The former NSW Government committed around $20-30 million for the GreenWay, less than one fifth of the total project budget of $150m for both the light rail and GreenWay. Despite requests by Friends of the Greenway and the Councils, the new State Government has not confirmed GreenWay funding, while committing to funding the light rail.
“We are now hearing rumours from credible sources that the GreenWay funding is to be cut in the State budget to be released in September. We are calling on residents of the Inner West to let the State Government know we want the GreenWay as much as the light rail, and it must not cut the GreenWay’s funding.” Mr Agius said.
“The GreenWay will be a show case for a people-friendly Sydney, and a glimpse of what a sustainable Sydney could look like in the 21st Century, with walking and cycling happening alongside sustainable public transport. In fact the GreenWay will increase patronage for the light rail.” Mr Agius said.
“The GreenWay is a once in a generation opportunity that we cannot afford to lose. It will be much more difficult and a poorer outcome, if the GreenWay is not built and designed at the same time as the light rail.”
“The GreenWay vision was actually around long before light rail was even mooted, so the current refusal of the NSW Government to commit to it is very concerning.
“Without the GreenWay, we’ll simply be turning an industrial goods line corridor into an industrial light rail corridor and leaving a degraded, weed-infested area around the line. With all the new medium density housing going into the area this would be a sub-standard result for the area.”
Mr Agius said the GreenWay would have many advantages including:
- Helping to increase patronage of the light rail, by linking regional cycling and walking routes (such as the Parramatta to Botany Bay route along the Cooks River and Bay Run to City route) with the light rail operation;

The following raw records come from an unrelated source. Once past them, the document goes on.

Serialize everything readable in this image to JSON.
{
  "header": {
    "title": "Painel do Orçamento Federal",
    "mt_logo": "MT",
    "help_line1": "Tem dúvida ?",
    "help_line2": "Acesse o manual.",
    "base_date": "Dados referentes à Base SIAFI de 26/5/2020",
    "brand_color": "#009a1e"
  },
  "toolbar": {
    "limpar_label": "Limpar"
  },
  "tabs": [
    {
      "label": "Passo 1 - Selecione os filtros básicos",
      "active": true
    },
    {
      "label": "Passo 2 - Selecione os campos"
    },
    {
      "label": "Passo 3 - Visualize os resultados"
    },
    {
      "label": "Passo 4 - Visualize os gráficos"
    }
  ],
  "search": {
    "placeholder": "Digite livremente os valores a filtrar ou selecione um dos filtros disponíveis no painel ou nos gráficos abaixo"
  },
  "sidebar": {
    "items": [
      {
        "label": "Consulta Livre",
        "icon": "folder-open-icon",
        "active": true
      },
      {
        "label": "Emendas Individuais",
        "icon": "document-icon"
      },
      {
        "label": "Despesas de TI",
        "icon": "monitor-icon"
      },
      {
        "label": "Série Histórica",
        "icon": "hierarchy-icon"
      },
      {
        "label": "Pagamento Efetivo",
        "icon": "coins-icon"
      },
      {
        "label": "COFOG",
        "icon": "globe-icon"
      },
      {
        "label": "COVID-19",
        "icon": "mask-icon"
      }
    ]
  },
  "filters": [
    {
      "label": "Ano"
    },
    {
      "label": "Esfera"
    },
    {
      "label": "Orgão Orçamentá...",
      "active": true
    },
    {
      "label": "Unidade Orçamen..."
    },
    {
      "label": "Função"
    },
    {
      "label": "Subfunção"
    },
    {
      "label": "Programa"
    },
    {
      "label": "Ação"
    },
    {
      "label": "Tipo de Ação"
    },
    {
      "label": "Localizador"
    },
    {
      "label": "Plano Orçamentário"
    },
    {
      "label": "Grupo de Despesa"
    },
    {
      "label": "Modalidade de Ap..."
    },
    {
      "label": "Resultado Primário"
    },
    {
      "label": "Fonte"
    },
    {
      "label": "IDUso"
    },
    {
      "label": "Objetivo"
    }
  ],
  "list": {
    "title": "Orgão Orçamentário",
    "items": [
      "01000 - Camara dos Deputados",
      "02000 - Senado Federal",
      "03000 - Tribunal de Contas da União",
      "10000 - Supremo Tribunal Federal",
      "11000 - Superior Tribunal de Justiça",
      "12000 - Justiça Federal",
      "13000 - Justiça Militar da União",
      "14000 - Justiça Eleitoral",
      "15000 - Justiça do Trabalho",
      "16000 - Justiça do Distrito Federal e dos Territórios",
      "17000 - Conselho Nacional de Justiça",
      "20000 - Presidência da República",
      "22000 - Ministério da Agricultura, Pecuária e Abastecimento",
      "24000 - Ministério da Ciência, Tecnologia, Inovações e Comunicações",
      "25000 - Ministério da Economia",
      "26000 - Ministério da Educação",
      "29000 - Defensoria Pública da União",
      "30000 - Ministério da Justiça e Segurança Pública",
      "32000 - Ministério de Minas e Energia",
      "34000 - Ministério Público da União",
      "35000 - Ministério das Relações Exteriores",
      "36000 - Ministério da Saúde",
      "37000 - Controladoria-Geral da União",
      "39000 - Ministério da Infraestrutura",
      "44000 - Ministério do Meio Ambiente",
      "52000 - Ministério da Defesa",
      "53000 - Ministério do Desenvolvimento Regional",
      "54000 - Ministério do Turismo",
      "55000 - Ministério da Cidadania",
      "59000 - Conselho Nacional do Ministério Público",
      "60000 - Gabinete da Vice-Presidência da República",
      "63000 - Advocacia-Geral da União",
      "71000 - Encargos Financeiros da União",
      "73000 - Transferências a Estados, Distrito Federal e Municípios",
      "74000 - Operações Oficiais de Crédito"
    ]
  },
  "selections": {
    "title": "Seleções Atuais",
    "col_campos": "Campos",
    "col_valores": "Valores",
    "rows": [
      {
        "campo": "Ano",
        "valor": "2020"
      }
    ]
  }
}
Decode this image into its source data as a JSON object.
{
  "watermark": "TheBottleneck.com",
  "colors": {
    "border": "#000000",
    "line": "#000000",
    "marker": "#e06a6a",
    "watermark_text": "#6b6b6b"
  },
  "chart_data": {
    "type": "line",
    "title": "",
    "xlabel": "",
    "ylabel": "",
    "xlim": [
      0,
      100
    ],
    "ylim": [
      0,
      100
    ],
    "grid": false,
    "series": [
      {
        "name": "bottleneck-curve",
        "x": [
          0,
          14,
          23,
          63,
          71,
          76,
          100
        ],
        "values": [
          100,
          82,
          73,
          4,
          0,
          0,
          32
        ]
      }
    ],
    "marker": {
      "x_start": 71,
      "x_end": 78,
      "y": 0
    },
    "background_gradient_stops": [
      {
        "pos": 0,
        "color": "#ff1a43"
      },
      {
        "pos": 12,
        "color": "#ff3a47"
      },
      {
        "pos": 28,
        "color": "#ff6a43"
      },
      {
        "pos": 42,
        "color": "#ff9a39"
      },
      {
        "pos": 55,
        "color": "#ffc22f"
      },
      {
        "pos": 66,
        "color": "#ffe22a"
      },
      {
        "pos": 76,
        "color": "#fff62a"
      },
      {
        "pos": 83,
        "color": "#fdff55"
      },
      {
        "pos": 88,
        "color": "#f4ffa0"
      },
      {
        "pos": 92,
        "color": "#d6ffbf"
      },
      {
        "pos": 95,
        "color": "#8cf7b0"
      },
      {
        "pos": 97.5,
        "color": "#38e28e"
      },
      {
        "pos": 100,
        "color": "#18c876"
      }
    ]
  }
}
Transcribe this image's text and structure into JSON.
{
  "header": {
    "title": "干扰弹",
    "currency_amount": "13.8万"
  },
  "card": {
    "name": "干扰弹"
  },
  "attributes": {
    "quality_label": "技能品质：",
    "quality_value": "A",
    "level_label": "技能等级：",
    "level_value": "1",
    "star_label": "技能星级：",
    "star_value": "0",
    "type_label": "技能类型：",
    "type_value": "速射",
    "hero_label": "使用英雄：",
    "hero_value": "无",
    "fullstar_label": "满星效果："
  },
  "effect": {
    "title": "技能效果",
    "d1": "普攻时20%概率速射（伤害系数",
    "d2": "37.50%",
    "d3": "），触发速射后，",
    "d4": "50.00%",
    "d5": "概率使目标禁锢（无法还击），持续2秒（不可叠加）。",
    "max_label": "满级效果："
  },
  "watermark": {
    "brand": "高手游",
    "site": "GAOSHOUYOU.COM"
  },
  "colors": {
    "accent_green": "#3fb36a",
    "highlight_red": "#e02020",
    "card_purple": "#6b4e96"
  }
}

- Creating a regional active transport corridor linking with Sydney’s CBD for the growing (and ageing) population of not only the Inner-West, but surrounding Sydney sub-regions;
- Providing much-needed open space for the community, volunteer bushcare groups and habitat for local flora and fauna;
- Protecting an Endangered Population of bandicoot, and establishing a green bush corridor though a highly urbanised part of Sydney;
- Getting people out of their cars and on to other sustainable transport forms – reducing greenhouse gas emissions and promoting Sydney as a sustainable city;
- Providing an opportunity for children to walk or cycle safely to school, with some 23 schools within the GreenWay catchment area. The State Government and Councils have already created this expectation with parents and teachers in the area.
Mr Agius thanked Ashfield, Marrickville, Canterbury and Leichhardt Councils for their ongoing support of the GreenWay.
“The Councils have been doing a fantastic job, advocating for the GreenWay and promoting it to the community. There are many Council run projects already underway in the GreenWay that have involved several thousand residents and school kids.” Mr Agius said.
In 2009, the NSW Government provided a $1.8m Urban Sustainability Grant to Ashfield Council on behalf of the four Councils to help build community support for the GreenWay. In addition, the Government has given a number of grants to help plan for the corridor.
The ‘2nd Greenway Festival’ from 23-29 October 2011 is being organised by the Urban Sustainability team based at Ashfield Council.
To write to the Premier and Minister for Transport, download campaign letters at www.friendsofthegreenway.org.au
For more information about the Greenway go to www.greenway.org.au